Sure to prove himself as a strong asset to his new team we wish Harry the best of luck as he continues to make tracks in the world of rugby league. 


*Quotes courtesy of www.swintonlionsrlfc.co.uk

Athlete of the month: November

Winter training can be tough for our athletes as they face the harsh northern weather. Although, those students who put in the extra effort and maintain a comprehensive training programme get the luxury of heading indoors and using our wonderful Gryphon strength and conditioning suite in those cold winter months. 

Rosie Blount from our women’s rugby union team definitely puts the effort into all her sessions, whether she’s out on the pitch or in the gym. 

What’s your sport?

I play Rugby Union for the University of Leeds women’s 1st team. I also play with the Darlington Mowden Park Sharks.

What is your training schedule?

I have rugby training on the pitch three times a week with the university team and Darlington Sharks. I then have S&C three times a week, a sprints session once a week and then a recovery run or conditioning depending on whether I’ve played once or twice and how dead my legs feel.

What S&C do you do?

I have a programme of three different sessions for S&C, two of which are full body sessions and one being a primer to do pre-game. The sessions are a mix of key exercises such as squats, pull ups and deadlifts with some accessory exercises in there too. I’m currently working through a power phase at the moment, so I do less reps and not at maximum weight but instead focusing on lifting the weights fast.

What is your favourite exercise?

My favourite exercise is squats, as it’s a whole body exercise and there are so many variations e.g pause squats, 1 1/2 squats e.t.c, so you can keep trying to improve. You also only need a bar and a few weights which most gyms have so you can rely on being able to do them wherever you are.

What is your least favourite exercise?

Trap bar bench pull because it’s a pain to set up.

How do you feel S&C has helped you develop as an athlete?

I’ve been doing S&C for 10 years or so and it has aided me massively in both sprint cycling (which I used to compete in) and rugby. It’s helped me become a stronger and more powerful athlete, and I believe also helped massively with injury prevention.

Max has been working with Rosie over the start of the new season and told us about how she works as an athlete:

“Rosie is easy and enjoyable to work with. She is a self-driven and self-sufficient athlete, after many years training at a high level. Easily the strongest and most powerful female athlete that trains with us, the programme that Rosie is now on is aiming to ensure that as much of this strength and power as possible transfers onto the pitch – where it counts.”

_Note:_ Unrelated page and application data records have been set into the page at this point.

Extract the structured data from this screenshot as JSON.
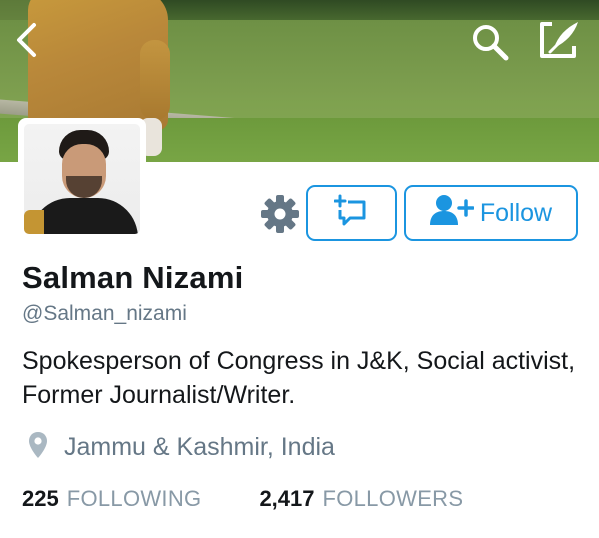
{
  "colors": {
    "accent": "#1b95e0",
    "text_primary": "#14171a",
    "text_secondary": "#657786",
    "stats_label": "#8899a6"
  },
  "header": {
    "icons": [
      "back-icon",
      "search-icon",
      "compose-icon"
    ]
  },
  "actions": {
    "settings_icon": "gear-icon",
    "message_icon": "direct-message-icon",
    "follow_label": "Follow",
    "follow_icon": "add-user-icon"
  },
  "profile": {
    "name": "Salman Nizami",
    "handle": "@Salman_nizami",
    "bio": "Spokesperson of Congress in J&K, Social activist, Former Journalist/Writer.",
    "location": "Jammu & Kashmir, India",
    "location_icon": "location-pin-icon"
  },
  "stats": {
    "following_count": "225",
    "following_label": "FOLLOWING",
    "followers_count": "2,417",
    "followers_label": "FOLLOWERS"
  }
}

Check out part of Rosie’s primer session, before a game, of a prowler push into a sprint.